Just because you don't know about something doesn't mean it's not true. The usual chatter about whether the Nobel Prize committee specially seeks out people you haven't ever heard of to award the literature Nobel started as soon as the name of Tomas Tranströmer was announced as this year's winner. The fact that he was known to only a very select few people on this planet before Thursday seemed to confirm that despite British betting company Ladbrokes having better-known folks like singer-songwriter Bob Dylan and novelist Haruki Murakami on its list of Nobel favourites this year, the Nobel committee likes to show how against the grain it is in its choice. (Although, to be fair, Ladbrokes had that Syrian poet Adonis No. 1 on its list.)
But who said the Nobel for literature was based on a readers' sms poll? After all, it's not like the Vodaphone Crossword Popular Book Award that is actually - and ludicruously - chosen by online 'readers'. By awarding Tranströmer, the Nobel jury brought to the fore a fine, relatively unrecognised poet allowing us to get to know his work.
The problem, of course, is that it's the literature Nobel one is talking about. The fact that very few people have heard of Israeli scientist Daniel Shechtman who won this year's chemistry Nobel isn't a bother for anyone. And if you had put your money on Saul Perlmutter, Brian Schmidt and Adam Riess getting this year's physics Nobel, good on you. But science, rightly seen as a 'specialist' zone, isn't expected to throw up names that you hear while you get a haircut at the barber's. Not too many people understand, let alone can judge, the discovery of an accelerating universe.
Somehow, when it comes literature, this respect for 'specialisation' goes out of the window. The idea being that everyone understands novels and poems and can judge the 'good' stuff from the 'not so good' stuff. Which boils down these days to the paradoxical logic of judging a writer good if you've heard of him, and not so good (or, worst of all, 'too high funda') if you haven't.
The problem about unknown entities winning the literature Nobel is compounded by the fact that the Nobel committee has awarded the gong to people who you've not only heard of but you may have actually - bring on the dancing girls! - read.
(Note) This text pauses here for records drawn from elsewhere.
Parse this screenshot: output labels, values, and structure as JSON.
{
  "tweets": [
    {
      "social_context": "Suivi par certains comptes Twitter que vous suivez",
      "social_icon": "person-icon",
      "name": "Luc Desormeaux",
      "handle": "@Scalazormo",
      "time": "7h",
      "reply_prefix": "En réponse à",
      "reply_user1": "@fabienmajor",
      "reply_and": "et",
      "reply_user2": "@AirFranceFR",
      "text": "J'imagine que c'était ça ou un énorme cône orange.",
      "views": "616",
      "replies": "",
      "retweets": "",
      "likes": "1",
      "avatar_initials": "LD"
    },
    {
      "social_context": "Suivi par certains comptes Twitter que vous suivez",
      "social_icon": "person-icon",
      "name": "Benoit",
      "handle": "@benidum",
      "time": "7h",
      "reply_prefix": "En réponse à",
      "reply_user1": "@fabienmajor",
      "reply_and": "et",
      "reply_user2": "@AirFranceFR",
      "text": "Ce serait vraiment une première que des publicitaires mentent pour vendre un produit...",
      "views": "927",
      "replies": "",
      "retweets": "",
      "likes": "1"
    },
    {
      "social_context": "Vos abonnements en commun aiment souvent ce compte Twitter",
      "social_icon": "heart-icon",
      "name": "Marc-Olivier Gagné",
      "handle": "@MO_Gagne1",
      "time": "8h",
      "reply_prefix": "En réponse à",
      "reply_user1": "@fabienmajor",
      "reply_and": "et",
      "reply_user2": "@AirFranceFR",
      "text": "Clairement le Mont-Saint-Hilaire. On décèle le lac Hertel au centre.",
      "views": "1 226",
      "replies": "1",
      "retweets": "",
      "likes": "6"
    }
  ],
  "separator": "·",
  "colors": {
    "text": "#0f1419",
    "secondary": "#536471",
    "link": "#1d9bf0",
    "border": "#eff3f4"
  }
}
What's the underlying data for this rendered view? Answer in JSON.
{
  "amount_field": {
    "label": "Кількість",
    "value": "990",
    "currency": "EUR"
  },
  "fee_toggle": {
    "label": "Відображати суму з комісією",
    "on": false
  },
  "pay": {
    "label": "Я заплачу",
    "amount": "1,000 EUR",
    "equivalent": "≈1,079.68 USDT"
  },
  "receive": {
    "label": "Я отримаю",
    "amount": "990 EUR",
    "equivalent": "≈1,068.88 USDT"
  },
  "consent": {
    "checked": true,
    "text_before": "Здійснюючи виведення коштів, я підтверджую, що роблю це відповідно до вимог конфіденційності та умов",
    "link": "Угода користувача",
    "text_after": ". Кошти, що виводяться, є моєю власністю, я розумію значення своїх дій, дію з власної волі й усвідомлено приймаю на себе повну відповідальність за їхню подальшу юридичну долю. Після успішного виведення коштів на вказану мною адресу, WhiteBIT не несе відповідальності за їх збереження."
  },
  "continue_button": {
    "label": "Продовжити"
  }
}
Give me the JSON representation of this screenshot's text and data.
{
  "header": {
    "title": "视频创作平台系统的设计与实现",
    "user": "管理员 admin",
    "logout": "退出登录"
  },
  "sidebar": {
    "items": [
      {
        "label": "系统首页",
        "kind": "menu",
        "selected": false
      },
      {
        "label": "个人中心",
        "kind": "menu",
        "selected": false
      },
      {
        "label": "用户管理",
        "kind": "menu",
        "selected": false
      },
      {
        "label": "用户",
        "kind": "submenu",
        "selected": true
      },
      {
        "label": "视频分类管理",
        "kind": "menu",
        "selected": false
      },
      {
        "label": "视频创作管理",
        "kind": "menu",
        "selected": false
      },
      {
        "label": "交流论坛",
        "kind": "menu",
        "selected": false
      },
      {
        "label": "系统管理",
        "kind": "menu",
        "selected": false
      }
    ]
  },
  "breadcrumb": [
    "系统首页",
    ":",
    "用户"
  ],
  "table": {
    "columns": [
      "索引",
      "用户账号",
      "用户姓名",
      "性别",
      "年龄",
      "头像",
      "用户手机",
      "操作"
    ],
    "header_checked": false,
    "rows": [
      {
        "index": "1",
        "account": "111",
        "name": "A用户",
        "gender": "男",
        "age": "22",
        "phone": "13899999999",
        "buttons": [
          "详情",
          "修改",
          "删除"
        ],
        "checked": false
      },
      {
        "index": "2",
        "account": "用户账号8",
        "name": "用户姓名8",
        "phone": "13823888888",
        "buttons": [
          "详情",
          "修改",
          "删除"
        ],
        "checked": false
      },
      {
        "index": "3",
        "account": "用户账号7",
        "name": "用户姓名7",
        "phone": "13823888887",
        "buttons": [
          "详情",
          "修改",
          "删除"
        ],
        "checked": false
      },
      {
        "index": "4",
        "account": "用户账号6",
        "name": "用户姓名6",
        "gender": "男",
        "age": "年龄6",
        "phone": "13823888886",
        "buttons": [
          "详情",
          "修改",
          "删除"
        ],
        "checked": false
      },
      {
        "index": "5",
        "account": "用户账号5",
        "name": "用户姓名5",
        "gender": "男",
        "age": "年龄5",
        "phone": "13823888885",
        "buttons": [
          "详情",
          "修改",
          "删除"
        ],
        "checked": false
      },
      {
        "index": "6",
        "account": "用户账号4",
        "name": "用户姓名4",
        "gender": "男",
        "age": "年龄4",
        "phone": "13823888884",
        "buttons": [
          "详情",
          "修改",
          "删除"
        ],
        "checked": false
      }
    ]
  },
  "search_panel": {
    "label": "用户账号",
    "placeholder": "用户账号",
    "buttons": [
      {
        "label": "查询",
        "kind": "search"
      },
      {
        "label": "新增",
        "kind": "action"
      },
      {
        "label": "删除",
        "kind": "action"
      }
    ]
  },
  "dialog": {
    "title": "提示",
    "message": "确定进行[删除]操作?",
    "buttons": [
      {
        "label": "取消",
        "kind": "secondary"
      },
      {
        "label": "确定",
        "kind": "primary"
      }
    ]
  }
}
Last year's winner Mario Vargas Llosa and 2006 laureate Orhan Pamuk immediately come to mind even as I try to fix it in my head that the name of this year's winner isn't Transformer but ... oh let me just copy-paste the name.
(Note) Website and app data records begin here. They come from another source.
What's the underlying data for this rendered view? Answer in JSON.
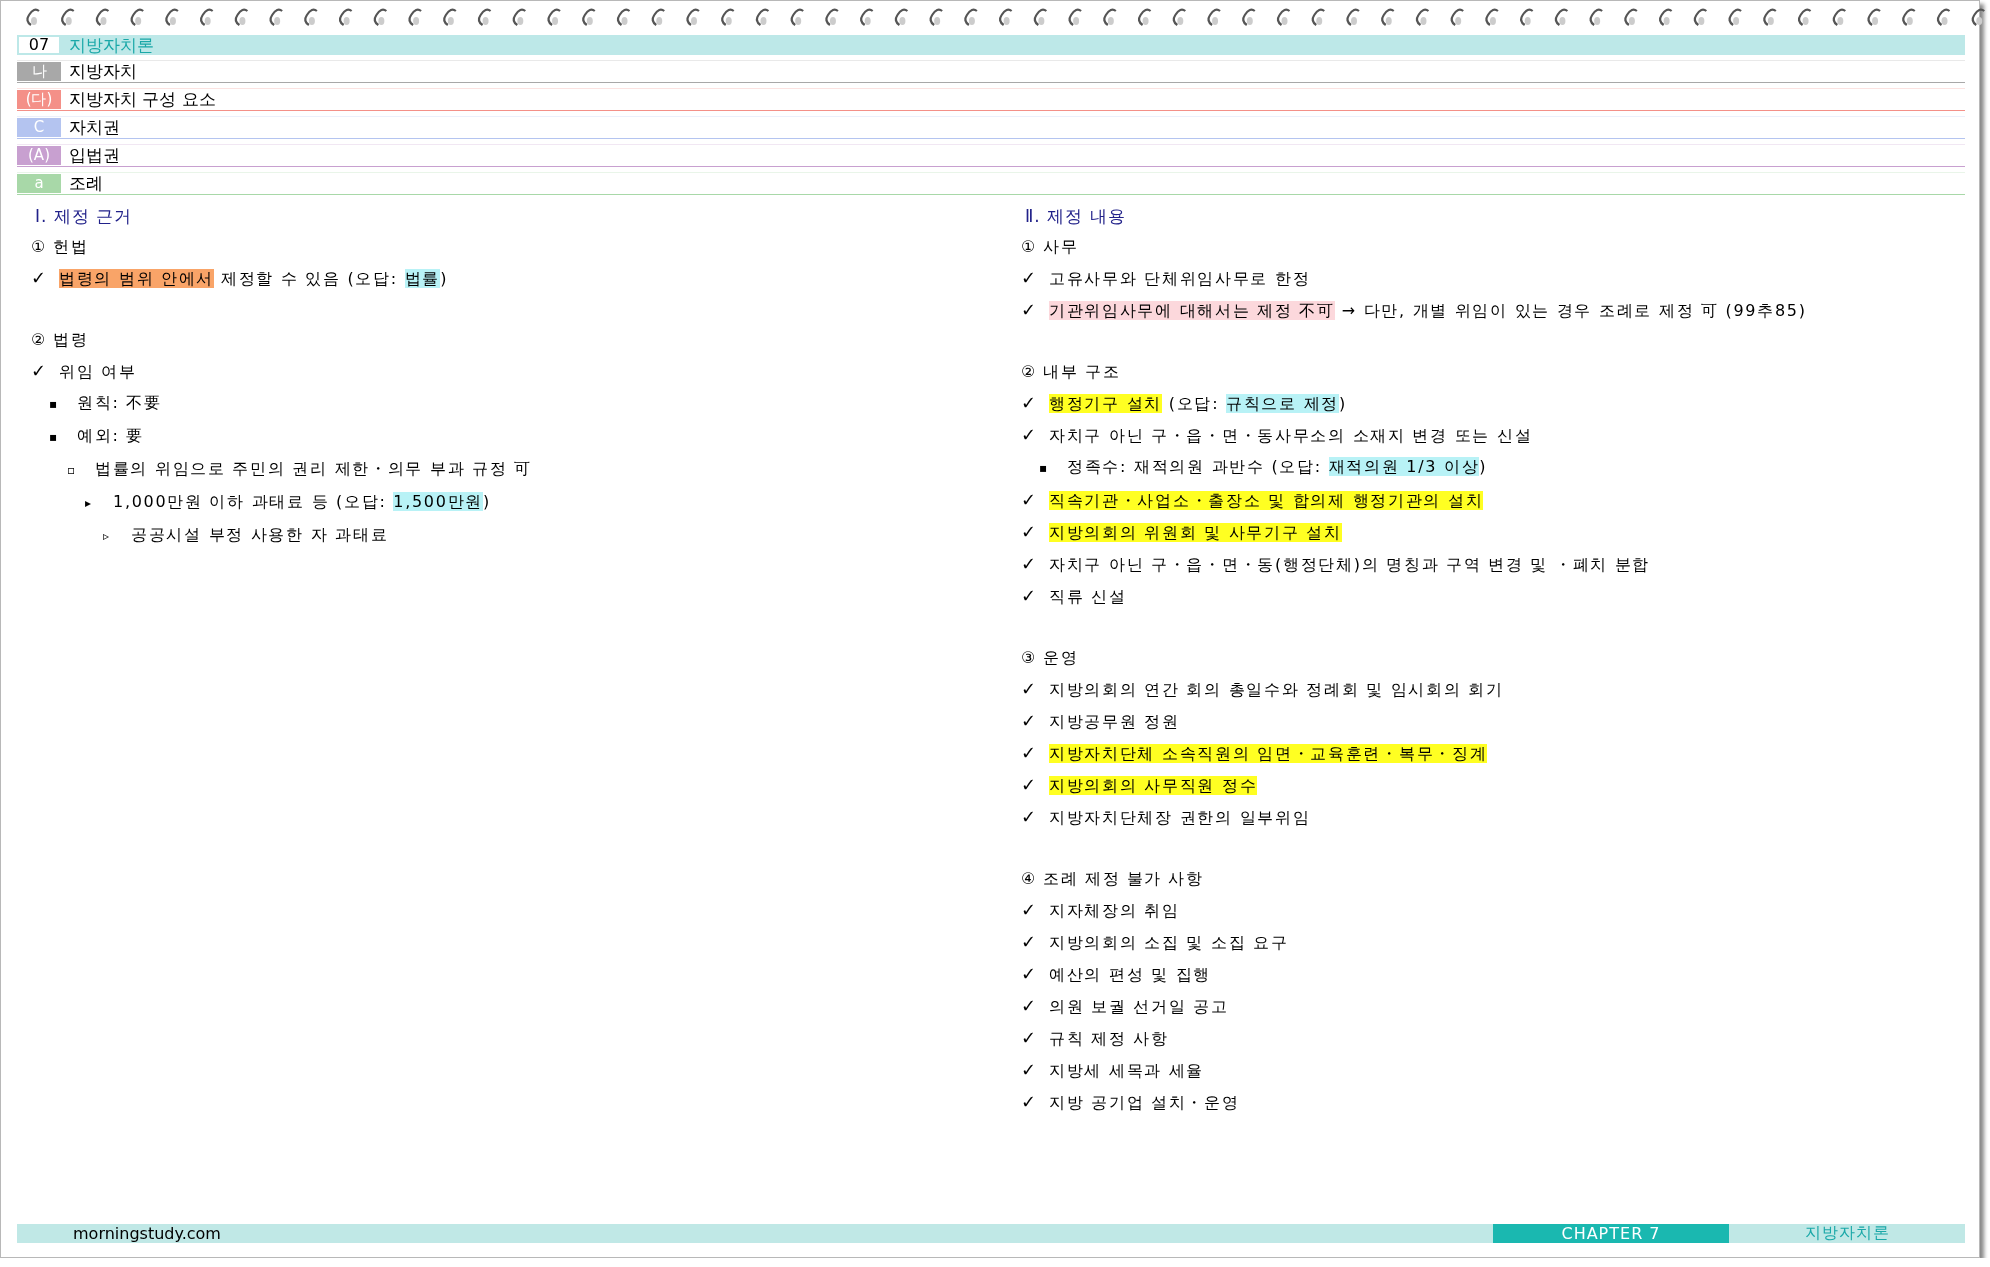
{
  "chapter": {
    "number": "07",
    "title": "지방자치론"
  },
  "crumbs": [
    {
      "marker": "나",
      "label": "지방자치",
      "color": "#a8a8a8"
    },
    {
      "marker": "(다)",
      "label": "지방자치 구성 요소",
      "color": "#f49088"
    },
    {
      "marker": "C",
      "label": "자치권",
      "color": "#b4c4f0"
    },
    {
      "marker": "(A)",
      "label": "입법권",
      "color": "#c8a0d0"
    },
    {
      "marker": "a",
      "label": "조례",
      "color": "#a8d8a8"
    }
  ],
  "columns": [
    {
      "title": "Ⅰ. 제정 근거",
      "sections": [
        {
          "heading": "① 헌법",
          "items": [
            {
              "marker": "✓",
              "segments": [
                {
                  "text": "법령의 범위 안에서",
                  "color": "#f9a468"
                },
                {
                  "text": " 제정할 수 있음 (오답: "
                },
                {
                  "text": "법률",
                  "color": "#b8f2f6"
                },
                {
                  "text": ")"
                }
              ]
            }
          ]
        },
        {
          "heading": "② 법령",
          "items": [
            {
              "marker": "✓",
              "segments": [
                {
                  "text": "위임 여부"
                }
              ],
              "children": [
                {
                  "marker": "▪",
                  "segments": [
                    {
                      "text": "원칙: 不要"
                    }
                  ]
                },
                {
                  "marker": "▪",
                  "segments": [
                    {
                      "text": "예외: 要"
                    }
                  ],
                  "children": [
                    {
                      "marker": "▫",
                      "segments": [
                        {
                          "text": "법률의 위임으로 주민의 권리 제한・의무 부과 규정 可"
                        }
                      ],
                      "children": [
                        {
                          "marker": "▸",
                          "segments": [
                            {
                              "text": "1,000만원 이하 과태료 등 (오답: "
                            },
                            {
                              "text": "1,500만원",
                              "color": "#b8f2f6"
                            },
                            {
                              "text": ")"
                            }
                          ],
                          "children": [
                            {
                              "marker": "▹",
                              "segments": [
                                {
                                  "text": "공공시설 부정 사용한 자 과태료"
                                }
                              ]
                            }
                          ]
                        }
                      ]
                    }
                  ]
                }
              ]
            }
          ]
        }
      ]
    },
    {
      "title": "Ⅱ. 제정 내용",
      "sections": [
        {
          "heading": "① 사무",
          "items": [
            {
              "marker": "✓",
              "segments": [
                {
                  "text": "고유사무와 단체위임사무로 한정"
                }
              ]
            },
            {
              "marker": "✓",
              "segments": [
                {
                  "text": "기관위임사무에 대해서는 제정 不可",
                  "color": "#fcd8dc"
                },
                {
                  "text": " → 다만, 개별 위임이 있는 경우 조례로 제정 可 (99추85)"
                }
              ]
            }
          ]
        },
        {
          "heading": "② 내부 구조",
          "items": [
            {
              "marker": "✓",
              "segments": [
                {
                  "text": "행정기구 설치",
                  "color": "#ffff22"
                },
                {
                  "text": " (오답: "
                },
                {
                  "text": "규칙으로 제정",
                  "color": "#b8f2f6"
                },
                {
                  "text": ")"
                }
              ]
            },
            {
              "marker": "✓",
              "segments": [
                {
                  "text": "자치구 아닌 구・읍・면・동사무소의 소재지 변경 또는 신설"
                }
              ],
              "children": [
                {
                  "marker": "▪",
                  "segments": [
                    {
                      "text": "정족수: 재적의원 과반수 (오답: "
                    },
                    {
                      "text": "재적의원 1/3 이상",
                      "color": "#b8f2f6"
                    },
                    {
                      "text": ")"
                    }
                  ]
                }
              ]
            },
            {
              "marker": "✓",
              "segments": [
                {
                  "text": "직속기관・사업소・출장소 및 합의제 행정기관의 설치",
                  "color": "#ffff22"
                }
              ]
            },
            {
              "marker": "✓",
              "segments": [
                {
                  "text": "지방의회의 위원회 및 사무기구 설치",
                  "color": "#ffff22"
                }
              ]
            },
            {
              "marker": "✓",
              "segments": [
                {
                  "text": "자치구 아닌 구・읍・면・동(행정단체)의 명칭과 구역 변경 및 ・폐치 분합"
                }
              ]
            },
            {
              "marker": "✓",
              "segments": [
                {
                  "text": "직류 신설"
                }
              ]
            }
          ]
        },
        {
          "heading": "③ 운영",
          "items": [
            {
              "marker": "✓",
              "segments": [
                {
                  "text": "지방의회의 연간 회의 총일수와 정례회 및 임시회의 회기"
                }
              ]
            },
            {
              "marker": "✓",
              "segments": [
                {
                  "text": "지방공무원 정원"
                }
              ]
            },
            {
              "marker": "✓",
              "segments": [
                {
                  "text": "지방자치단체 소속직원의 임면・교육훈련・복무・징계",
                  "color": "#ffff22"
                }
              ]
            },
            {
              "marker": "✓",
              "segments": [
                {
                  "text": "지방의회의 사무직원 정수",
                  "color": "#ffff22"
                }
              ]
            },
            {
              "marker": "✓",
              "segments": [
                {
                  "text": "지방자치단체장 권한의 일부위임"
                }
              ]
            }
          ]
        },
        {
          "heading": "④ 조례 제정 불가 사항",
          "items": [
            {
              "marker": "✓",
              "segments": [
                {
                  "text": "지자체장의 취임"
                }
              ]
            },
            {
              "marker": "✓",
              "segments": [
                {
                  "text": "지방의회의 소집 및 소집 요구"
                }
              ]
            },
            {
              "marker": "✓",
              "segments": [
                {
                  "text": "예산의 편성 및 집행"
                }
              ]
            },
            {
              "marker": "✓",
              "segments": [
                {
                  "text": "의원 보궐 선거일 공고"
                }
              ]
            },
            {
              "marker": "✓",
              "segments": [
                {
                  "text": "규칙 제정 사항"
                }
              ]
            },
            {
              "marker": "✓",
              "segments": [
                {
                  "text": "지방세 세목과 세율"
                }
              ]
            },
            {
              "marker": "✓",
              "segments": [
                {
                  "text": "지방 공기업 설치・운영"
                }
              ]
            }
          ]
        }
      ]
    }
  ],
  "footer": {
    "site": "morningstudy.com",
    "chapter": "CHAPTER 7",
    "title": "지방자치론"
  }
}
The more well-known Chetan Bhagat was bang on when he said last week, "I know I will never win the Man Booker Prize" - the way I will never win a Sangeet Natak Akademi Award - "but I will win a million hearts." But not everyone in the business of writing has Bhagat's kind of one-point plan. Especially if you're writing good poetry and are not just a high school student writing dreadfully mawkish poems after discovering Dylan Thomas. (Sorry, I went a bit auto-bio there.)
There are more poetry writers roaming the Earth than those who read poetry. And, frankly, if Kapil Sibal can write "Geospatial images in/ digital mode display/ enabling introspection/ in a most effective way", who am I to blame folks for believing that everyone can write poems as an 'outpouring of their thoughts'.
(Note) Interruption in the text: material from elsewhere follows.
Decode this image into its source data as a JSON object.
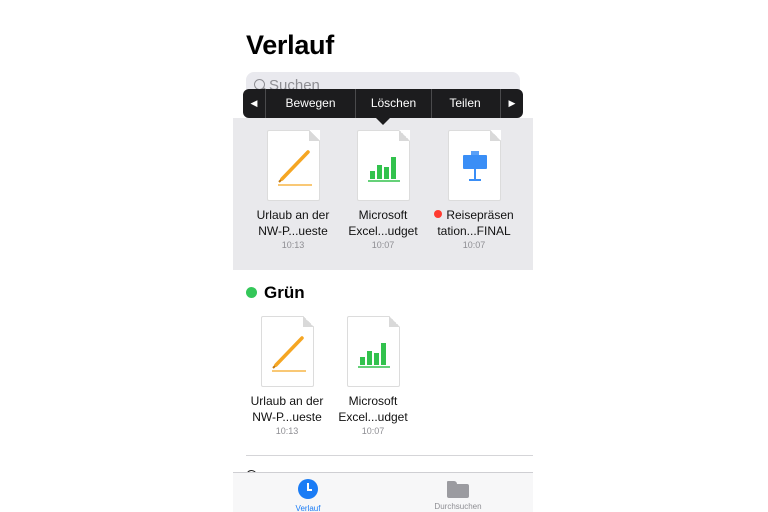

There is nothing as easy as writing terrible poetry. And nothing as hard as writing a great poem. Which doesn't mean poets can't be popular. Sunil Gangopadhyay, who started off as a poet, poses as a model in a cooking masala advertisement. Gulzar is mobbed at literary festivals. But poets essentially write with their backs turned against the readers. If Bhagat-style 'hearts' are won, that's a by-product.
Lines from Tranströmer's poem, 'Alone', captures this through the back door: "To be always visible - to live/ in a swarm of eyes -/ a special expression must develop./ Face coated with clay." And if you had never heard of Tranströmer before, be glad that you know of him now. Because in Sweden, hardly anyone has heard of Sahir Ludhianvi (pictured above with Tranströmer).